_Work item:_ Once the line with "Convert this screenshot" is found, return it along with every line after it, exactly, through the end of the material.

_Given records:_
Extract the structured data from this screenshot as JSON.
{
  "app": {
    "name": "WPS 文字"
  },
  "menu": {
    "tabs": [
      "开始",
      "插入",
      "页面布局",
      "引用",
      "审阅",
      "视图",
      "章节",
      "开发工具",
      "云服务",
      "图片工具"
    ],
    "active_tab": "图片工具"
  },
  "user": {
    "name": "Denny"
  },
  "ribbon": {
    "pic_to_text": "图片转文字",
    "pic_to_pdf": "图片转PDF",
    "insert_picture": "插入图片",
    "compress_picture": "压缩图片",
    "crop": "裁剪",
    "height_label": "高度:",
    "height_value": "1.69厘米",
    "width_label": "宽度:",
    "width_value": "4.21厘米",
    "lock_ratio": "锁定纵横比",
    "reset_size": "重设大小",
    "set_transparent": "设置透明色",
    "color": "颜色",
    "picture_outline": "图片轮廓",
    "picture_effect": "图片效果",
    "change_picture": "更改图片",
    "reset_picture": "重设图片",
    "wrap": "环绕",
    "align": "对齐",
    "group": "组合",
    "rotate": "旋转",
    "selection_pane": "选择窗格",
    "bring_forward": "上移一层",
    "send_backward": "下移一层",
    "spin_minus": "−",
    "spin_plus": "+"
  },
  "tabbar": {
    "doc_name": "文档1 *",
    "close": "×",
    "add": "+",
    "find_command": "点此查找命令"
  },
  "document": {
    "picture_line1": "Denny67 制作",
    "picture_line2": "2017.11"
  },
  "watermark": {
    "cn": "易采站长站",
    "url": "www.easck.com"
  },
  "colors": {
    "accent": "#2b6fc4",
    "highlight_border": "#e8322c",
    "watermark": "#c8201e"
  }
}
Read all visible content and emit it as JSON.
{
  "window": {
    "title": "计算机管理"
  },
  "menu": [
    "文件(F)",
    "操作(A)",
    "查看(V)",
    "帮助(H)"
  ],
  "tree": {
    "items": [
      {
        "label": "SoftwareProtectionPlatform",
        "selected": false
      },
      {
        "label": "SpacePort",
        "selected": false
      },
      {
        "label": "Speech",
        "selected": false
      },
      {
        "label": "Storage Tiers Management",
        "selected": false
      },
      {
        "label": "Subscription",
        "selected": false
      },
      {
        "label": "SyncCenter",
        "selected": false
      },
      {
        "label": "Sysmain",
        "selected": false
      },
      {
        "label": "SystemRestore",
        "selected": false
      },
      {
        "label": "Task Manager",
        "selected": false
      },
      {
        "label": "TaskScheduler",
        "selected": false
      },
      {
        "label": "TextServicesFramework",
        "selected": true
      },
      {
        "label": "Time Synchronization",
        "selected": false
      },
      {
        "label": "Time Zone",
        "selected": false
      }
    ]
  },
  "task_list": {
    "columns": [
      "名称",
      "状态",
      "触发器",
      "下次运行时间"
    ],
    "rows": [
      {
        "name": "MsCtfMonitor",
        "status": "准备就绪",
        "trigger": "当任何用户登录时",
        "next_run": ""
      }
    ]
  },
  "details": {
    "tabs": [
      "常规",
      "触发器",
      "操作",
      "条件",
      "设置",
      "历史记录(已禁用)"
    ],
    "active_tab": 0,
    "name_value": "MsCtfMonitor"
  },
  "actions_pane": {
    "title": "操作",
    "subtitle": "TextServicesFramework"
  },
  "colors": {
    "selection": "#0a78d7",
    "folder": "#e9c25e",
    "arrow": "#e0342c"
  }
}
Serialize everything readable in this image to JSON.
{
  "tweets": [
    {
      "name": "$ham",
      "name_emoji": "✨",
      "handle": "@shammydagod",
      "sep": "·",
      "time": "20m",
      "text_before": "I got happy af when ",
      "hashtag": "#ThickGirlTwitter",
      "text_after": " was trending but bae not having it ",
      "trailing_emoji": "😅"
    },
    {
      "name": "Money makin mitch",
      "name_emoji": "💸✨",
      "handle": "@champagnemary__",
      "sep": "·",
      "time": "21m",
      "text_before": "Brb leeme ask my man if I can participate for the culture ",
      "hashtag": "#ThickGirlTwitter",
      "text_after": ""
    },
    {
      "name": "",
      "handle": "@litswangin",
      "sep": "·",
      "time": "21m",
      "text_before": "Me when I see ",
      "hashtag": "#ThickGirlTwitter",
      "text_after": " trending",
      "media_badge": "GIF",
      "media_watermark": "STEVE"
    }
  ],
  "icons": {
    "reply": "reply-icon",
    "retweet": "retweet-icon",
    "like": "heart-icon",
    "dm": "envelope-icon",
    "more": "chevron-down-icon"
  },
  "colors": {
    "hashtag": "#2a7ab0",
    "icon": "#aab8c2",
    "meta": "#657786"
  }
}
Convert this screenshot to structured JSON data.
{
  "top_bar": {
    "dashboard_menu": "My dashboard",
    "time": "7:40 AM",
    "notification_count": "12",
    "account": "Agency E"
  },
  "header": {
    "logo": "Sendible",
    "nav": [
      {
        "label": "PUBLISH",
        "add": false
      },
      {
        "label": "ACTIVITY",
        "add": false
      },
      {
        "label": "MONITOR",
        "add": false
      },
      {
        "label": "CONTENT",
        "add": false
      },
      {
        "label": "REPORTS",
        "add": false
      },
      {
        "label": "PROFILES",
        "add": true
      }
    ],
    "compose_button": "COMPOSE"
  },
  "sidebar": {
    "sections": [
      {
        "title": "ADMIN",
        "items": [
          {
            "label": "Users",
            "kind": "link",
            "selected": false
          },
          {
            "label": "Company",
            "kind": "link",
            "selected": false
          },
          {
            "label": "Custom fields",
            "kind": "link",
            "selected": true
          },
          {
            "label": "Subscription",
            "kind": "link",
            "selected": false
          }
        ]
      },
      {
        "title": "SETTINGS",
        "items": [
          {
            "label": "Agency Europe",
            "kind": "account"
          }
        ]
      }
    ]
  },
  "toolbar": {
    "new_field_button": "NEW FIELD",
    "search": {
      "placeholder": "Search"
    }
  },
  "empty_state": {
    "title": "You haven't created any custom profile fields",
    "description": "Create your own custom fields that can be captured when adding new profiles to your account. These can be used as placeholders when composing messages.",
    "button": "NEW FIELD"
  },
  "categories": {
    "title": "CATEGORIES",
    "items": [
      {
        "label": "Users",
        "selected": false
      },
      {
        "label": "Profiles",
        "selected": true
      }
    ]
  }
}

_Response to the exercise:_
Convert this screenshot to structured JSON data.
{
  "top_bar": {
    "dashboard_menu": "My dashboard",
    "time": "7:40 AM",
    "notification_count": "12",
    "account": "Agency E"
  },
  "header": {
    "logo": "Sendible",
    "nav": [
      {
        "label": "PUBLISH",
        "add": false
      },
      {
        "label": "ACTIVITY",
        "add": false
      },
      {
        "label": "MONITOR",
        "add": false
      },
      {
        "label": "CONTENT",
        "add": false
      },
      {
        "label": "REPORTS",
        "add": false
      },
      {
        "label": "PROFILES",
        "add": true
      }
    ],
    "compose_button": "COMPOSE"
  },
  "sidebar": {
    "sections": [
      {
        "title": "ADMIN",
        "items": [
          {
            "label": "Users",
            "kind": "link",
            "selected": false
          },
          {
            "label": "Company",
            "kind": "link",
            "selected": false
          },
          {
            "label": "Custom fields",
            "kind": "link",
            "selected": true
          },
          {
            "label": "Subscription",
            "kind": "link",
            "selected": false
          }
        ]
      },
      {
        "title": "SETTINGS",
        "items": [
          {
            "label": "Agency Europe",
            "kind": "account"
          }
        ]
      }
    ]
  },
  "toolbar": {
    "new_field_button": "NEW FIELD",
    "search": {
      "placeholder": "Search"
    }
  },
  "empty_state": {
    "title": "You haven't created any custom profile fields",
    "description": "Create your own custom fields that can be captured when adding new profiles to your account. These can be used as placeholders when composing messages.",
    "button": "NEW FIELD"
  },
  "categories": {
    "title": "CATEGORIES",
    "items": [
      {
        "label": "Users",
        "selected": false
      },
      {
        "label": "Profiles",
        "selected": true
      }
    ]
  }
}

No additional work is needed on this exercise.